## Data to examine
§

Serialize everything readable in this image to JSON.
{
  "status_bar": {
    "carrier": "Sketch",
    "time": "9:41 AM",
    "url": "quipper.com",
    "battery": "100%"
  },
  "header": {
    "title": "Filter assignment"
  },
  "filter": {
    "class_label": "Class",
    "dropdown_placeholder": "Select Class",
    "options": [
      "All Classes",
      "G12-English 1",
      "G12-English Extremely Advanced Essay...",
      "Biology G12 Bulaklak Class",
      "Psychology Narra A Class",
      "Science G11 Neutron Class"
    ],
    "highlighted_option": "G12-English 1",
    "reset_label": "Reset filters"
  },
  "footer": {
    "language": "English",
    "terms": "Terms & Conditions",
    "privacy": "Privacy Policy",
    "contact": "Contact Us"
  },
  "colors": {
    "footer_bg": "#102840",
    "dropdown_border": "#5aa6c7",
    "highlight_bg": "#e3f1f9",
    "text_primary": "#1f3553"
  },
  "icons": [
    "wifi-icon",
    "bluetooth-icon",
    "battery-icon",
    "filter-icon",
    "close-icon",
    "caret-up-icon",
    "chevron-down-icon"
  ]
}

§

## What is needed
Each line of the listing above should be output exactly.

## Solved problem
Serialize everything readable in this image to JSON.
{
  "status_bar": {
    "carrier": "Sketch",
    "time": "9:41 AM",
    "url": "quipper.com",
    "battery": "100%"
  },
  "header": {
    "title": "Filter assignment"
  },
  "filter": {
    "class_label": "Class",
    "dropdown_placeholder": "Select Class",
    "options": [
      "All Classes",
      "G12-English 1",
      "G12-English Extremely Advanced Essay...",
      "Biology G12 Bulaklak Class",
      "Psychology Narra A Class",
      "Science G11 Neutron Class"
    ],
    "highlighted_option": "G12-English 1",
    "reset_label": "Reset filters"
  },
  "footer": {
    "language": "English",
    "terms": "Terms & Conditions",
    "privacy": "Privacy Policy",
    "contact": "Contact Us"
  },
  "colors": {
    "footer_bg": "#102840",
    "dropdown_border": "#5aa6c7",
    "highlight_bg": "#e3f1f9",
    "text_primary": "#1f3553"
  },
  "icons": [
    "wifi-icon",
    "bluetooth-icon",
    "battery-icon",
    "filter-icon",
    "close-icon",
    "caret-up-icon",
    "chevron-down-icon"
  ]
}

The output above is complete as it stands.